And if the final point is that a woman’s greatest reward is independence and equality, it’s not clear how scattershot derision of wealth and privilege contribute to that conclusion. There is room in Shakespeare’s text to explore acquisitiveness, particularly in Orsino, who is unwilling to contemplate failure in his quest for Olivia’s hand. In rebuffing the possibility when raised by Viola, he describes a yearning that is insatiable: “But mine is all as hungry as the sea/ And can digest as much.“ The implied obsession and fear of failure in Orsino’s character has far more in common with the people who toil long hours in the unforgiving world of Wall Street than the stolid stereotype imposed on Ms. Baker, who otherwise shows the training and intelligence to delve more deeply. Shakespeare’s urbane Olivia likewise gets the shallow treatment.
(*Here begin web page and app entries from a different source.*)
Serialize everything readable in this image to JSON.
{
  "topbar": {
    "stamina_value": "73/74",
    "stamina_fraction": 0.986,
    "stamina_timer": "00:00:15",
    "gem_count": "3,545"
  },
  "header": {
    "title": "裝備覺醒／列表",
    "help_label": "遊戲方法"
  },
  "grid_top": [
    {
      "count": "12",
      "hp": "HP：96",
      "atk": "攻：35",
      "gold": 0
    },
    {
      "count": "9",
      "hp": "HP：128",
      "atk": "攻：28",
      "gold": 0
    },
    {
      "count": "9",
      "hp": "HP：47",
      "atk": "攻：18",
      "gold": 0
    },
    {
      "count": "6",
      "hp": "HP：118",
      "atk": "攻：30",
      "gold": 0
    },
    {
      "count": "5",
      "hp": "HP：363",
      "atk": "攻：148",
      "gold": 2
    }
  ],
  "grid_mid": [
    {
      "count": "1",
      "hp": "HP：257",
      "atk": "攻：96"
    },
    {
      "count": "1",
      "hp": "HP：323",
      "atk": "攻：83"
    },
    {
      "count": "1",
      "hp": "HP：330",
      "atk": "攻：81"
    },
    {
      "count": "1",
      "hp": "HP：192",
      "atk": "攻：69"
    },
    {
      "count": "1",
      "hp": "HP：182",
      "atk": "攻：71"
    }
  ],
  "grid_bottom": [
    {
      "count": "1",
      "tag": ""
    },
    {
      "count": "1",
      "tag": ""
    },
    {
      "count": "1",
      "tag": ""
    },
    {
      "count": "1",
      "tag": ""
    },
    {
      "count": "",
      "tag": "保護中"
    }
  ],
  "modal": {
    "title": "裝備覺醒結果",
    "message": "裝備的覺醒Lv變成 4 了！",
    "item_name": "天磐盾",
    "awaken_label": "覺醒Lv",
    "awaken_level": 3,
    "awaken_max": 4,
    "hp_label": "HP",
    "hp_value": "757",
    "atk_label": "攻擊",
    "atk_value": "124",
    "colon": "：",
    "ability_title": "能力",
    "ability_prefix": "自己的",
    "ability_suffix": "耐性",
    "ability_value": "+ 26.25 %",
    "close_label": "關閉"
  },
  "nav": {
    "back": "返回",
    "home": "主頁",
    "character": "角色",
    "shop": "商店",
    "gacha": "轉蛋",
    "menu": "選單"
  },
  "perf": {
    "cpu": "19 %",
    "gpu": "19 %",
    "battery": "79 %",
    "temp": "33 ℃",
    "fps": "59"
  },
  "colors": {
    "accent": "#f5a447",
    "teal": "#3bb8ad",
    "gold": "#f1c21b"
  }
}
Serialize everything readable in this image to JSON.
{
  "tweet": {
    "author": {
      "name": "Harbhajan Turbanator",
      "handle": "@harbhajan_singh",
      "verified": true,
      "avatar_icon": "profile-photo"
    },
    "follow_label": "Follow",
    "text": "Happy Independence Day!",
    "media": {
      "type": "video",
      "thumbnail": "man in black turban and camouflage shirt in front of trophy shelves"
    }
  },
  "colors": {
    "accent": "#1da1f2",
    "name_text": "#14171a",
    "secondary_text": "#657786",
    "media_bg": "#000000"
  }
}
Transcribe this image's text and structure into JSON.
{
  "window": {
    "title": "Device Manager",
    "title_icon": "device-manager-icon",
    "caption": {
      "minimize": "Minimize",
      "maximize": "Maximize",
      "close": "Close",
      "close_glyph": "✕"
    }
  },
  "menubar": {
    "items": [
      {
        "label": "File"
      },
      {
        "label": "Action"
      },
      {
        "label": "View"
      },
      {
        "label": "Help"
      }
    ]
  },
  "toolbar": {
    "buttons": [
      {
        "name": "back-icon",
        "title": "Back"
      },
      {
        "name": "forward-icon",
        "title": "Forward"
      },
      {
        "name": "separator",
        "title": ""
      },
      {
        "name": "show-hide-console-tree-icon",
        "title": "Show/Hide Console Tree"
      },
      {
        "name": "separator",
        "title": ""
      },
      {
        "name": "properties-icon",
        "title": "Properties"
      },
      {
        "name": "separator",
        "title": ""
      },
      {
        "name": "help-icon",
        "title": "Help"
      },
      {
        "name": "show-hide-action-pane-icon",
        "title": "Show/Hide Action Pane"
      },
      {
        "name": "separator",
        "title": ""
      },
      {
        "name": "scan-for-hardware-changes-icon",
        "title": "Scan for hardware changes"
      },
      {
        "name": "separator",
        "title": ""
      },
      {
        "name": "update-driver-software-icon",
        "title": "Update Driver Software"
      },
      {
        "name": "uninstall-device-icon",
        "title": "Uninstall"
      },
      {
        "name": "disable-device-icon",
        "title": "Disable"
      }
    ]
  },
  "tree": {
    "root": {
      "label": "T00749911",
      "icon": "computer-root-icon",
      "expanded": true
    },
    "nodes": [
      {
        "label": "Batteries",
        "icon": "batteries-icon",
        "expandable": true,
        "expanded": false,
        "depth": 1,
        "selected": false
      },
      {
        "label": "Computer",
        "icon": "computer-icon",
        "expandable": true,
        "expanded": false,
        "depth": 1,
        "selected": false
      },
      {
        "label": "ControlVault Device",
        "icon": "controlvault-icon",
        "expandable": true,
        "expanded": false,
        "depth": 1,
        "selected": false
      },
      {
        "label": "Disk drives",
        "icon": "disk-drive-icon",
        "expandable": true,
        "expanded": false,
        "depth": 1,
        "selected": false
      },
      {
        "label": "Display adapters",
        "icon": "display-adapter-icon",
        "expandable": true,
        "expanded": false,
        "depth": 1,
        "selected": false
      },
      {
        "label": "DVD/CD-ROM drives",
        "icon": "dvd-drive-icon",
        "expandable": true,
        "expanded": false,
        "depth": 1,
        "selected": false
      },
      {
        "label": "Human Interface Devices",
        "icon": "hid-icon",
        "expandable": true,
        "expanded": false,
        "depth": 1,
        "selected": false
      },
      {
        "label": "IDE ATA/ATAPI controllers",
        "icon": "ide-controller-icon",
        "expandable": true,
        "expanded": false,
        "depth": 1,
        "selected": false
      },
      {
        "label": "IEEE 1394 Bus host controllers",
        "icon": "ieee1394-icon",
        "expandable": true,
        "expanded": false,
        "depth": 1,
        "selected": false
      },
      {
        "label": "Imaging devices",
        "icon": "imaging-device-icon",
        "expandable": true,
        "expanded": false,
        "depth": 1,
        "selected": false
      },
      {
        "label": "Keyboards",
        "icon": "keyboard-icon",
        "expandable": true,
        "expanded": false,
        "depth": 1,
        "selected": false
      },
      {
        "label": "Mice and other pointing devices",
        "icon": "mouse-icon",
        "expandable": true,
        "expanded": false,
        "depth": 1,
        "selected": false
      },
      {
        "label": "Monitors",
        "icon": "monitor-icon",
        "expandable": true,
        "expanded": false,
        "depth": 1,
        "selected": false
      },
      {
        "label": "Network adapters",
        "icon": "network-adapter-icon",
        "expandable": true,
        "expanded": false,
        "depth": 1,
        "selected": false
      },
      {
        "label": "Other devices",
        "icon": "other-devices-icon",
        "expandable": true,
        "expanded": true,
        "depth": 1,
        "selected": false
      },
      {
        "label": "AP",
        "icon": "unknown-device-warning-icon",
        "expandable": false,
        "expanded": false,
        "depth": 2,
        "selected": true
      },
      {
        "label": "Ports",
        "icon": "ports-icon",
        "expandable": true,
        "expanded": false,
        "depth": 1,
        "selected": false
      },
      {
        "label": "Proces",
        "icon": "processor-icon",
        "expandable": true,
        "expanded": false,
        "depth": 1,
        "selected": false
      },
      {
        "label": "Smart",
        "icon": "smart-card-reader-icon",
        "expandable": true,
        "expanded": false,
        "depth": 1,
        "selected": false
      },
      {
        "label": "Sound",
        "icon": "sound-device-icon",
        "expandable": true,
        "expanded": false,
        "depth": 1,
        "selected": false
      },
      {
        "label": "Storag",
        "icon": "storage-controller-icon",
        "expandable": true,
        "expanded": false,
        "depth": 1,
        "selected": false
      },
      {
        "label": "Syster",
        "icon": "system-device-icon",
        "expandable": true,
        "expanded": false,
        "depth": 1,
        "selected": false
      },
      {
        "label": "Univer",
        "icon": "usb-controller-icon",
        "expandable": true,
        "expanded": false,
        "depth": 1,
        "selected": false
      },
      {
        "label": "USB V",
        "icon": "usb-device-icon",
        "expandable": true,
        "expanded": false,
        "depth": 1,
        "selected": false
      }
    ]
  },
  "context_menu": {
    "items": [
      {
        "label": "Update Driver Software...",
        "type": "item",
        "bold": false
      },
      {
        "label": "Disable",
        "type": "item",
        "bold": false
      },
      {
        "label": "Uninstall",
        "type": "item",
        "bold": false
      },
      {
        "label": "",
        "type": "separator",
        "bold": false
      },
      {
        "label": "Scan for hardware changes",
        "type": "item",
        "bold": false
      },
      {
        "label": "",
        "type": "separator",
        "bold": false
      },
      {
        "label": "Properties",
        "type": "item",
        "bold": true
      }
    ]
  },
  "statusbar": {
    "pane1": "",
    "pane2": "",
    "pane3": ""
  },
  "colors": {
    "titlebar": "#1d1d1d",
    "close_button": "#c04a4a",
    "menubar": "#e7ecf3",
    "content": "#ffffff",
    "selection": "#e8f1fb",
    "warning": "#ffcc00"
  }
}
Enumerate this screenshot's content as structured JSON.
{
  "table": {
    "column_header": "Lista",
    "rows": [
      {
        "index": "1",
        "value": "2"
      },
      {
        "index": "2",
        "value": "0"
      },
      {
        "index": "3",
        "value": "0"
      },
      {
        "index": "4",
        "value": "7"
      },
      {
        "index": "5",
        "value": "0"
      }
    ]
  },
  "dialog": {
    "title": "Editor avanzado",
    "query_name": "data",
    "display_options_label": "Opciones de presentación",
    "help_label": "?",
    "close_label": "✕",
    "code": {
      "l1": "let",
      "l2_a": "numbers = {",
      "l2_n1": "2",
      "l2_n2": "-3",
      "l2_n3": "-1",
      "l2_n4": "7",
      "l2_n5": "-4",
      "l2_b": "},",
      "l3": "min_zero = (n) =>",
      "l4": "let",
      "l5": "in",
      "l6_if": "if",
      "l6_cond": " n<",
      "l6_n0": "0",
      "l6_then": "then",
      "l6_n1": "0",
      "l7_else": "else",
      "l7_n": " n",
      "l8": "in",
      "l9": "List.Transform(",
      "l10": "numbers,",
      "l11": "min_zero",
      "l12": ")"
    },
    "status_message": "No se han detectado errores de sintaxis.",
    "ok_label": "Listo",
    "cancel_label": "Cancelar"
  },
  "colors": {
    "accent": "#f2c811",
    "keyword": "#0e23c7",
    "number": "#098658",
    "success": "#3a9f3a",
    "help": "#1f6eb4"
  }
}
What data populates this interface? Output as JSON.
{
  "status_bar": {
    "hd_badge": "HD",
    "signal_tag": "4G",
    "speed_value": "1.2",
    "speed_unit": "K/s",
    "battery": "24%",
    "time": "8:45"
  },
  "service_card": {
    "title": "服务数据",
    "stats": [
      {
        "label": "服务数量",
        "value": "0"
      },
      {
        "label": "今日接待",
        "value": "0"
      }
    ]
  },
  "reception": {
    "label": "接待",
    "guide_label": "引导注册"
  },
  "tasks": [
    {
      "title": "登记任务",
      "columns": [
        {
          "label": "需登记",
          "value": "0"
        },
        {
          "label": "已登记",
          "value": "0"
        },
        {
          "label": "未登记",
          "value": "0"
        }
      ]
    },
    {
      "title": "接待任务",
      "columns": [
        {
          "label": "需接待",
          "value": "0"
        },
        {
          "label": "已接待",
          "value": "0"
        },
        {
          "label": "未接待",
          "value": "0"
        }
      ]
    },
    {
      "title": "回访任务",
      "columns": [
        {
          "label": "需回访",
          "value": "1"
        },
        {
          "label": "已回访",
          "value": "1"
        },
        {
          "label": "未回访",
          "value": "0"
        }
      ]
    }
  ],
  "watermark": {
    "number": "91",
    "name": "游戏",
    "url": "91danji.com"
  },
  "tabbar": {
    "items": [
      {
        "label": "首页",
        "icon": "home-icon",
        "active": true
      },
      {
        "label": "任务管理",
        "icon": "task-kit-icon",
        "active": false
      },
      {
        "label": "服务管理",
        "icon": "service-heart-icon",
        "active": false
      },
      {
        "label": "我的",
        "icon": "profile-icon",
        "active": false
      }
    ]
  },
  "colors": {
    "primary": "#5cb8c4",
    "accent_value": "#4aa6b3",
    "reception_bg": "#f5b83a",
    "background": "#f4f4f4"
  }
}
Played by Haleigh Ciel in steep-heeled kneeboots and tight leather pants (a striking look provided here and elsewhere by costume designer Lizzie Elkins), Olivia delivers her lines with Wagnerian declamations while brushing the air with gestures more reminiscent of an aging Gloria Swanson than a smitten young woman, a choice the program attempts to explain away by describing her as a “fashion heiress”; in other words, someone who presumably inhabits a bubble within a bubble, doubly worthy of ridicule. Another instance where the production contents itself with a signpost rather than a scalpel. Ciel’s voice and physical ease show a depth to her training and emotional reserves. She and the role as written deserve more breathing room.
There are bright spots in this production, particularly in its famously show-stealing sub-plots. The dour Malvolio is played by Charles Hinshaw with a fragile self-regard that, when given a boost by the forged billet-doux that mimics Olivia’s handwriting, provides a moment of genuine delight as he pats disbelievingly at the contours of his own grin. His capacity to rear on a dime from a forlorn sulk to a hissing cobra adds adrenaline to a moment of confrontation later in the play. That this portrait of self-defeat is both endearing and troubling suggests an actor with a sophisticated feel for character and promise of greater things to come. Myles Kenyon Rowland brings an affectingly earnest tenacity to the loyal, unappreciated Antonio. Tyrus Holden as Andrew Aguecheek (the “Sir” is dropped in this production, which depicts him as a bohemian hanger-on to Michael Rehse’s Toby Belch), contributes some of the play’s funnier moments as his eyes alternately scrunch with confusion or light up with surprise at the perceived profundity of his own utterances. To Cleverly’s credit, the play’s conceptual straightjacket is loose enough to allow moments like these to shine.